As I said Thursday, I spent the week at University Medical Center Nijmegen, an hour’s drive southeast of Amsterdam, where Lucien Engelen heads up a program called REshape – reshaping healthcare with patients truly at the center. I mean, at the center – not just the topic of discussion.
On Wednesday we held the first e-Patient Boot Camp, the six hour intensive, in-depth compilation of topics. That was a thrill – to see an action-oriented academic medical center seriously sinking its teeth into what this all means and what they can do with it, starting this week. And the night before we had a terrific prolog: an “e-Patient Workshop,” conceived and organized by REshape’s Stan Janssen. Here’s what it looked like:
(Stan is standing next to the screen.)
We started with lecture – the basics of e-patient-ness. But this time it was different, because the audience was six groups of patients with a common disease, each with one or more physicians who treat that disease, at that hospital.

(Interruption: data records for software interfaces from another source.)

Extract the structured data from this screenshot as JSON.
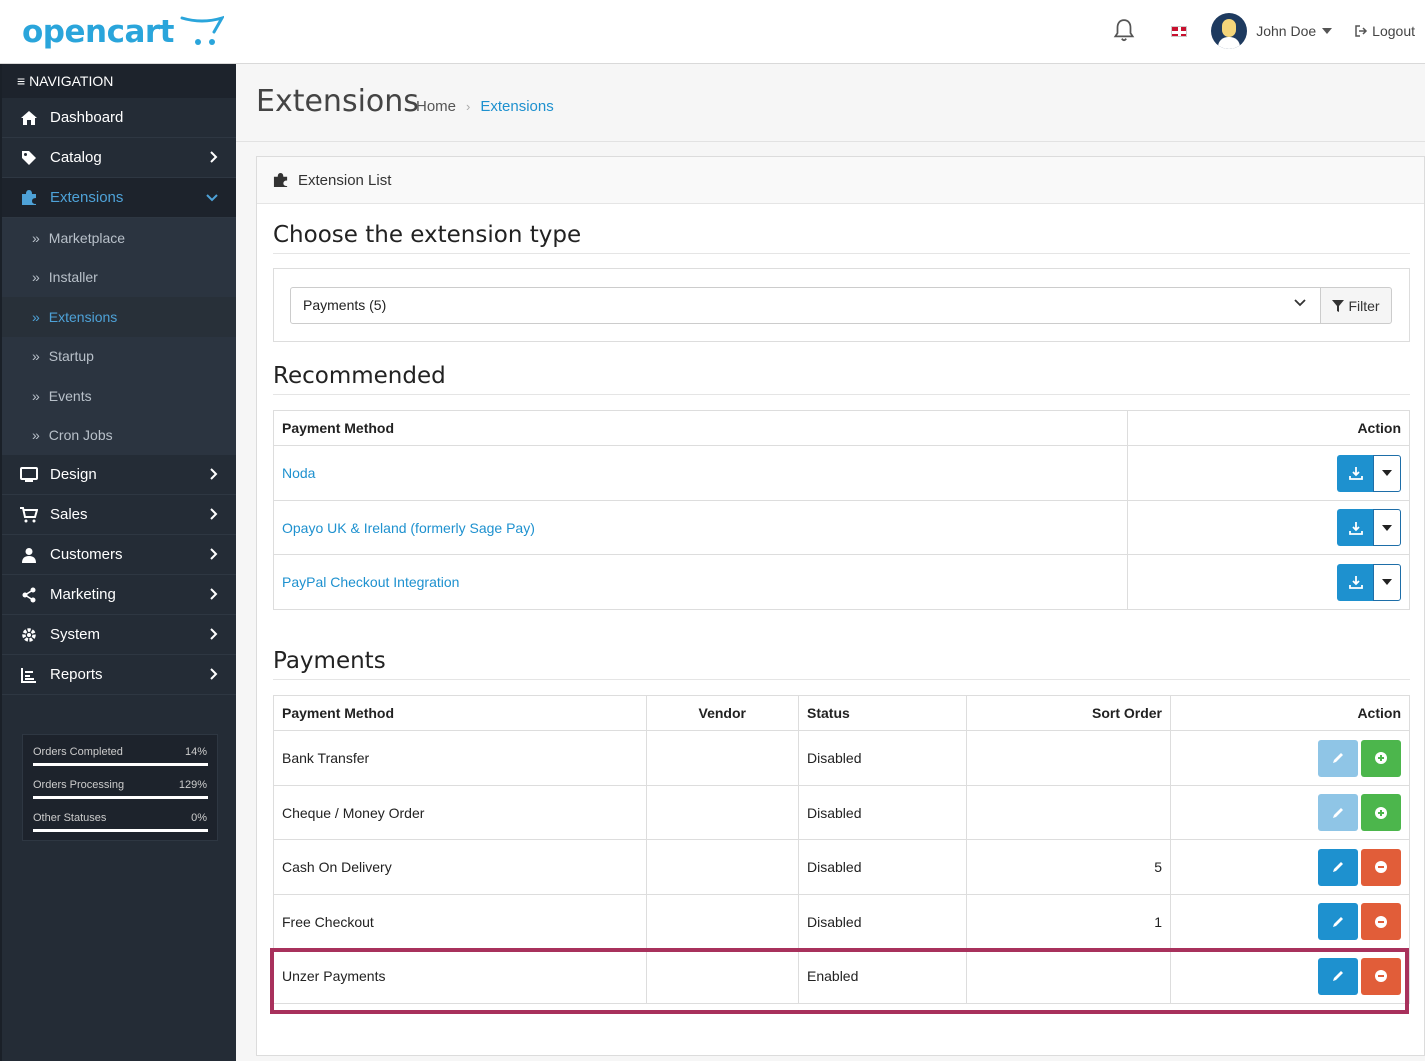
{
  "header": {
    "logo_text": "opencart",
    "user_name": "John Doe",
    "logout_label": "Logout"
  },
  "sidebar": {
    "nav_title": "NAVIGATION",
    "items": [
      {
        "label": "Dashboard",
        "icon": "home-icon"
      },
      {
        "label": "Catalog",
        "icon": "tag-icon"
      },
      {
        "label": "Extensions",
        "icon": "puzzle-icon"
      },
      {
        "label": "Design",
        "icon": "monitor-icon"
      },
      {
        "label": "Sales",
        "icon": "cart-icon"
      },
      {
        "label": "Customers",
        "icon": "user-icon"
      },
      {
        "label": "Marketing",
        "icon": "share-icon"
      },
      {
        "label": "System",
        "icon": "gear-icon"
      },
      {
        "label": "Reports",
        "icon": "chart-icon"
      }
    ],
    "sub_items": [
      "Marketplace",
      "Installer",
      "Extensions",
      "Startup",
      "Events",
      "Cron Jobs"
    ],
    "stats": [
      {
        "label": "Orders Completed",
        "value": "14%"
      },
      {
        "label": "Orders Processing",
        "value": "129%"
      },
      {
        "label": "Other Statuses",
        "value": "0%"
      }
    ]
  },
  "page": {
    "title": "Extensions",
    "breadcrumb_home": "Home",
    "breadcrumb_current": "Extensions",
    "card_title": "Extension List",
    "choose_title": "Choose the extension type",
    "select_value": "Payments (5)",
    "filter_label": "Filter",
    "recommended_title": "Recommended",
    "payments_title": "Payments"
  },
  "recommended": {
    "headers": {
      "method": "Payment Method",
      "action": "Action"
    },
    "rows": [
      {
        "name": "Noda"
      },
      {
        "name": "Opayo UK & Ireland (formerly Sage Pay)"
      },
      {
        "name": "PayPal Checkout Integration"
      }
    ]
  },
  "payments": {
    "headers": {
      "method": "Payment Method",
      "vendor": "Vendor",
      "status": "Status",
      "sort": "Sort Order",
      "action": "Action"
    },
    "rows": [
      {
        "name": "Bank Transfer",
        "vendor": "",
        "status": "Disabled",
        "sort": "",
        "installed": false
      },
      {
        "name": "Cheque / Money Order",
        "vendor": "",
        "status": "Disabled",
        "sort": "",
        "installed": false
      },
      {
        "name": "Cash On Delivery",
        "vendor": "",
        "status": "Disabled",
        "sort": "5",
        "installed": true
      },
      {
        "name": "Free Checkout",
        "vendor": "",
        "status": "Disabled",
        "sort": "1",
        "installed": true
      },
      {
        "name": "Unzer Payments",
        "vendor": "",
        "status": "Enabled",
        "sort": "",
        "installed": true
      }
    ]
  },
  "colors": {
    "accent": "#1e91cf",
    "sidebar_bg": "#242c36",
    "highlight": "#a8315c",
    "install_green": "#4cb64c",
    "uninstall_red": "#e15d39"
  }
}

It was the first event I’ve seen where a hospital got to work on making participatory medicine a reality: patients networking, working closely with physicians, who welcome them as partners.
Stan and his team organized discussion assignments, and it was intense, because when I spoke with these patients about facing death and “your time will come,” it took no time at all for the relevance to be apparent. It was a three hour workshop, 5-8 pm, and many were still there when I left 45 minutes later. They were talking actively and in specifics about how to put these ideas to work. I can’t wait to watch their progress.
This was patient engagement on the hoof, people – taking root, new ideas sprouting. I know that’s a mess of mixed metaphors; I don’t care – it was beautiful.
Perhaps an event like this should happen the night before any Boot Camp, at a hospital or other venue. What do you think? After all, the whole point of a boot camp is to develop real skills and leave with abilities and actions that weren’t possible before.
p.s. On the far right is a man doing something I’ve never seen before: a simultaneous live translation into Dutch, being typed as fast as I could talk. He’s using a Velotype (Wikipedia), which I can only describe as a souped-up steno machine :-) hooked into Microsoft Word. Whatever they pay the guy, he’s worth it, because he produced a bilingual real-time experience with no pre-meeting discussion at all. He says Velotyping is three times faster than normal typing, and I believe it.
Naomi Creek says
This sounds fabulous and so exciting to be involved with. How would one go in trying to introduce a program like that here in Australia?
I don’t comment much, but wanted to say that you do some amazing stuff Dave – such an inspiration:)
e-Patient Dave says
Hi Naomi – thanks for your kind words. It was indeed a remarkable experience.
Re doing it in Australia – as with much of life, all it takes is finances – I’m looking to make it a sustainable business with worldwide impact. (Sounds grandiose but I don’t mean it that way.)
If you’re affiliated with an organization that has the resources to do something like this, reach out via my Contact page.
I do think our time has come…
Lisette Baltussen says
I attended your e-patiënt workshop in the university medical center as a professional (nurse practitioner cardilogy)with some of my patiënts.
It was inspiring an usefull. Our patiënts were very enthousiastic about this evening, what itcancontribute to their empowerment and being a participant in their own treatment. So, i wanna thank you for your memorable contribution!
e-Patient Dave says
Hi Lisette – I was so happy to see so many doctors, nurses, patients and caregivers all working together so eagerly! Please, please keep letting me know how it’s going. UMCN could quickly become the best known hospital in the world for experimenting with participatory medicine like this.
Thanks for your kind comment.
Lucien Engelen (@Zorg20) says
photo’s of the week on e-patients http://www.flickr.com/photos/lucienengelen/sets/72157627678216831/